Insecticide treatments that target the scale insects, which predispose the trees to infection by Neonectria, can be one approach to managing the disease in the early stages. Systemic insecticides like dinotefuran can be applied as a lower trunk or soil drench or horticultural oil can be applied to the trunk in an attempt to smother the scale. To treat Neonectria, a lower trunk or soil drench with phosphites in both the spring and fall is recommended. Care should be taken to avoid overspray on the foliage and nearby plants, as the bark drench rate of phosphites is phytotoxic to foliage. Minimize all other stresses the tree may endure and consider fertilization and/or improving soil quality to help restore vigor. Maintain a large ring or mulch or wood chips around the tree to avoid root competition with turfgrasses. Prune and remove dead branches in the canopy to avoid colonization from other cankering and decay fungi. Keep in mind that even with active management, BBD may establish and result in chronic dieback and death of the tree. 



Castlebury LA, Rossman AY and Hyten AS. 2006. Phylogenetic relationships of Neonectria/Cylindrocarpon on Fagus in North America. Canadian Journal of Botany 84: 1417-1433.

Hirooka Y, Rossman AY, Zhuang WY, Salgado-Salazar C, Chaverri P. 2013. Species delimitation for Neonectria coccinea group including the causal agents of beech bark disease in Asia, Europe, and North America. Mycosystema 32(3): 485-517.

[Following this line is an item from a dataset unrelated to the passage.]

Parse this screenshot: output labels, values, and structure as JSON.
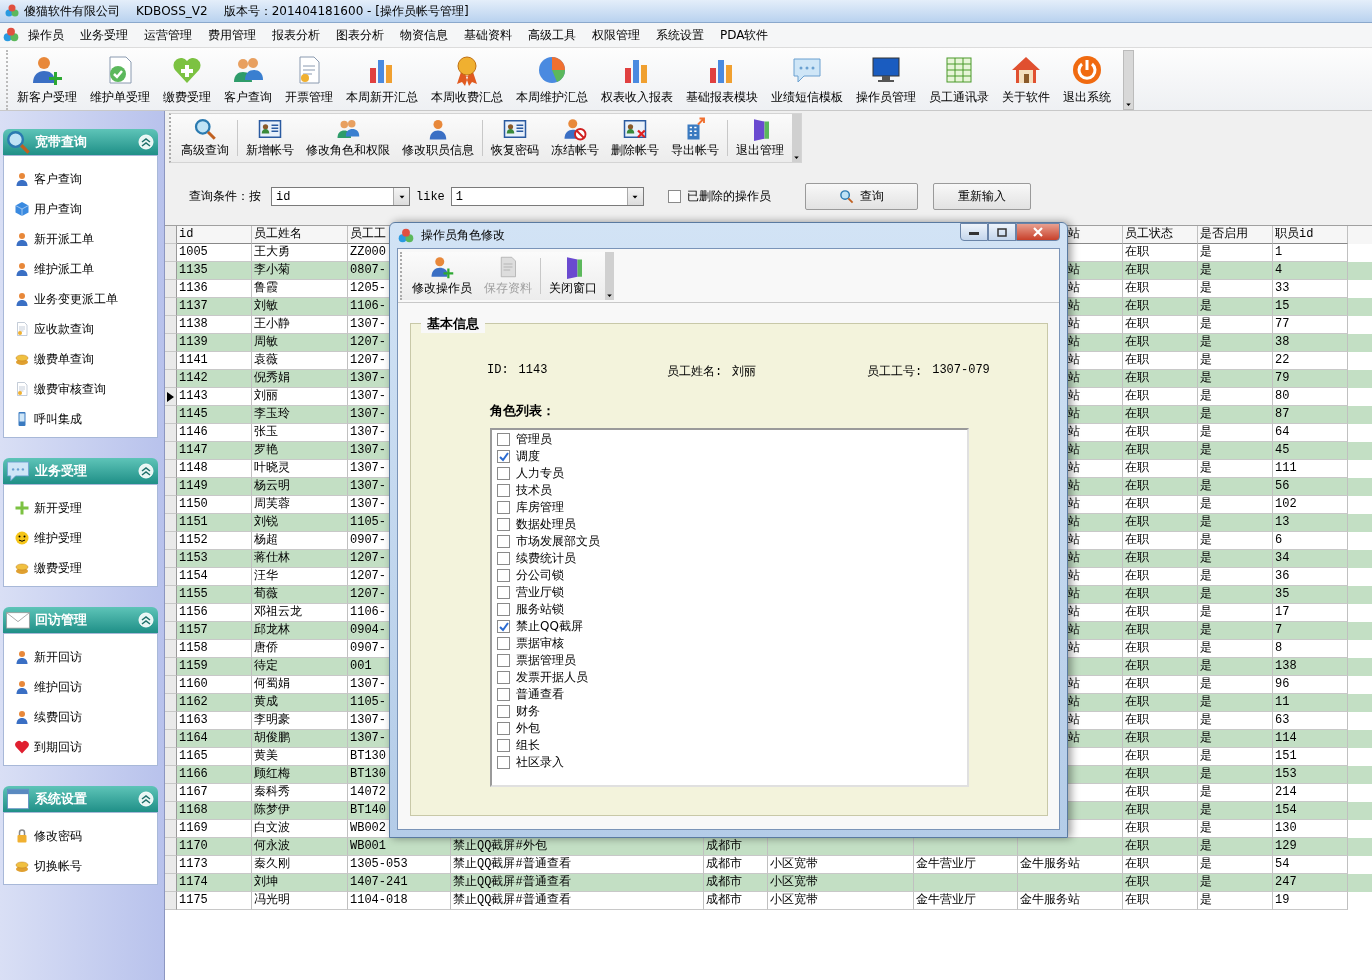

Houston, DR. 1994. Major new tree disease epidemics: Beech bark disease. Annual Review of Phytopathology 32: 75-87.

Nicholas J. Brazee
Last Updated: 
December 2023